- ABOUT THIS EXERCISE: State how many lines in the listing below include the word "eyebrow". Give nothing but the number.

══════════════════════════════

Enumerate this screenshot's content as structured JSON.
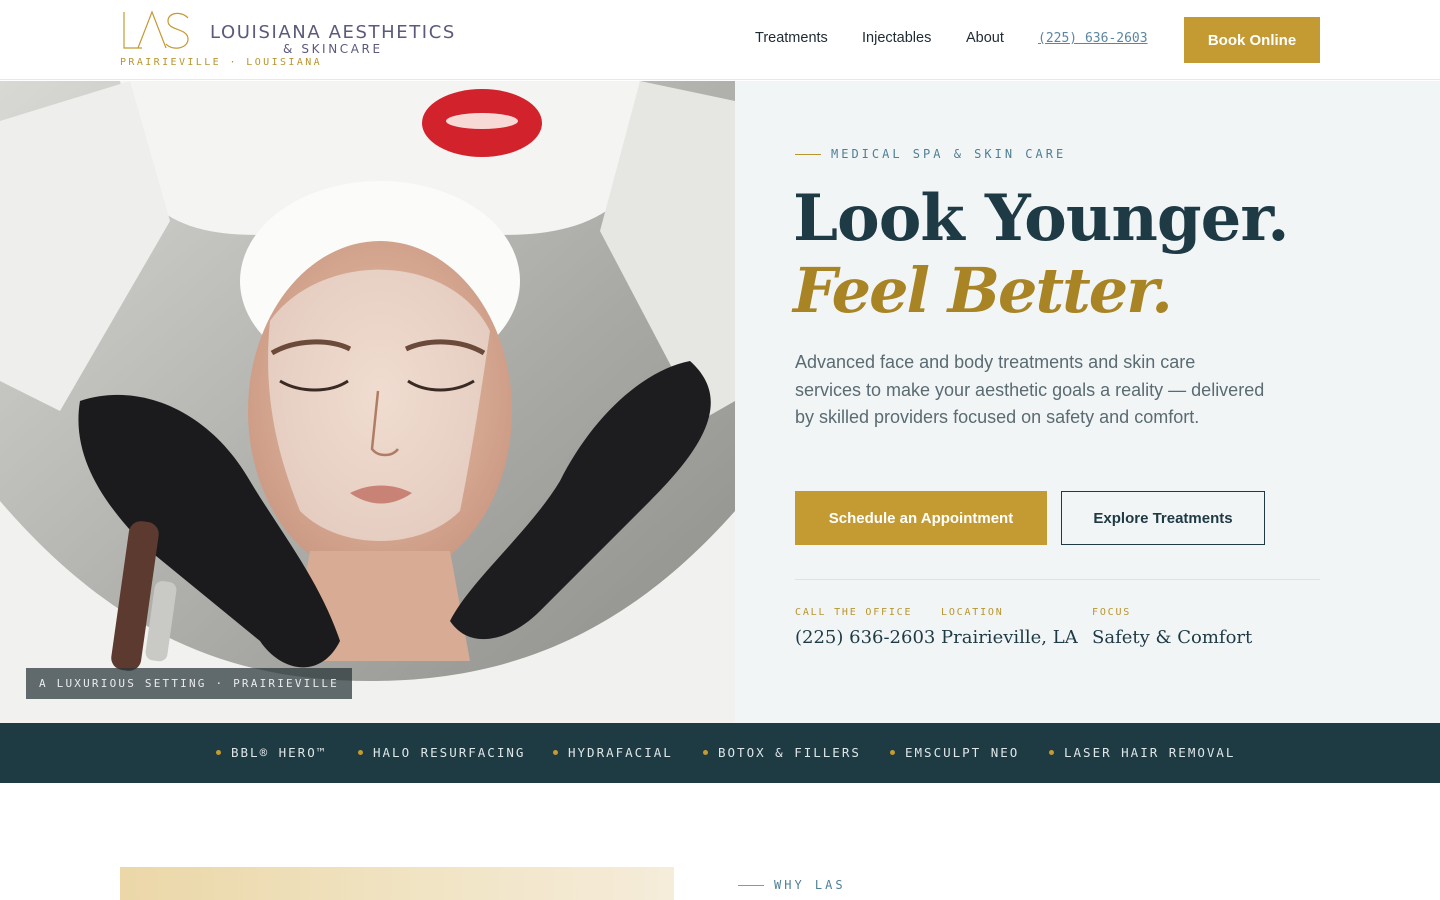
{
  "header": {
    "logo_mark": "LAS",
    "brand_name": "LOUISIANA AESTHETICS",
    "brand_sub": "& SKINCARE",
    "brand_tagline": "PRAIRIEVILLE · LOUISIANA",
    "nav": [
      "Treatments",
      "Injectables",
      "About"
    ],
    "phone": "(225) 636-2603",
    "book_label": "Book Online"
  },
  "hero": {
    "image_caption": "A LUXURIOUS SETTING · PRAIRIEVILLE",
    "eyebrow": "MEDICAL SPA & SKIN CARE",
    "headline_1": "Look Younger.",
    "headline_2": "Feel Better.",
    "lede": "Advanced face and body treatments and skin care services to make your aesthetic goals a reality — delivered by skilled providers focused on safety and comfort.",
    "primary_cta": "Schedule an Appointment",
    "secondary_cta": "Explore Treatments",
    "stats": [
      {
        "label": "CALL THE OFFICE",
        "value": "(225) 636-2603"
      },
      {
        "label": "LOCATION",
        "value": "Prairieville, LA"
      },
      {
        "label": "FOCUS",
        "value": "Safety & Comfort"
      }
    ]
  },
  "ticker": [
    "BBL® HERO™",
    "HALO RESURFACING",
    "HYDRAFACIAL",
    "BOTOX & FILLERS",
    "EMSCULPT NEO",
    "LASER HAIR REMOVAL"
  ],
  "section": {
    "eyebrow": "WHY LAS"
  },
  "colors": {
    "gold": "#c49a33",
    "navy": "#1e3a42",
    "hero_panel": "#f2f5f6"
  }
}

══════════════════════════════

- RESPONSE AREA: 2